(THE DATA Opens)

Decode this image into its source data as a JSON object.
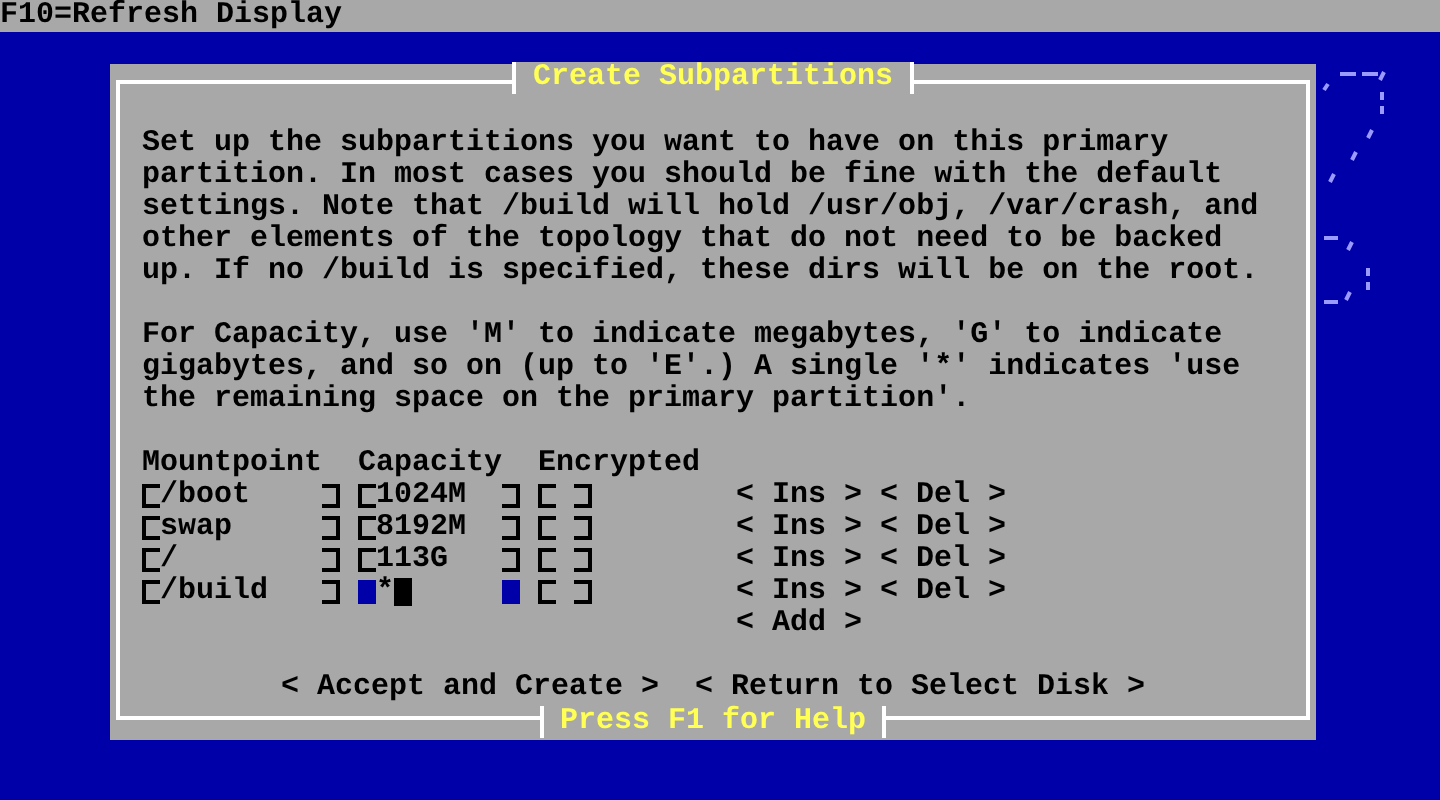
{
  "top_bar": {
    "text": "F10=Refresh Display"
  },
  "dialog": {
    "title": "Create Subpartitions",
    "paragraphs": [
      "Set up the subpartitions you want to have on this primary partition. In most cases you should be fine with the default settings. Note that /build will hold /usr/obj, /var/crash, and other elements of the topology that do not need to be backed up. If no /build is specified, these dirs will be on the root.",
      "For Capacity, use 'M' to indicate megabytes, 'G' to indicate gigabytes, and so on (up to 'E'.) A single '*' indicates 'use the remaining space on the primary partition'."
    ],
    "columns": [
      "Mountpoint",
      "Capacity",
      "Encrypted"
    ],
    "rows": [
      {
        "mountpoint": "/boot",
        "capacity": "1024M",
        "encrypted": false,
        "focused": false,
        "insert": "< Ins >",
        "delete": "< Del >"
      },
      {
        "mountpoint": "swap",
        "capacity": "8192M",
        "encrypted": false,
        "focused": false,
        "insert": "< Ins >",
        "delete": "< Del >"
      },
      {
        "mountpoint": "/",
        "capacity": "113G",
        "encrypted": false,
        "focused": false,
        "insert": "< Ins >",
        "delete": "< Del >"
      },
      {
        "mountpoint": "/build",
        "capacity": "*",
        "encrypted": false,
        "focused": true,
        "insert": "< Ins >",
        "delete": "< Del >"
      }
    ],
    "add_button": "< Add >",
    "buttons": [
      "< Accept and Create >",
      "< Return to Select Disk >"
    ],
    "help": "Press F1 for Help"
  }
}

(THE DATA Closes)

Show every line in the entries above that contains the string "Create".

    "title": "Create Subpartitions",
      "< Accept and Create >",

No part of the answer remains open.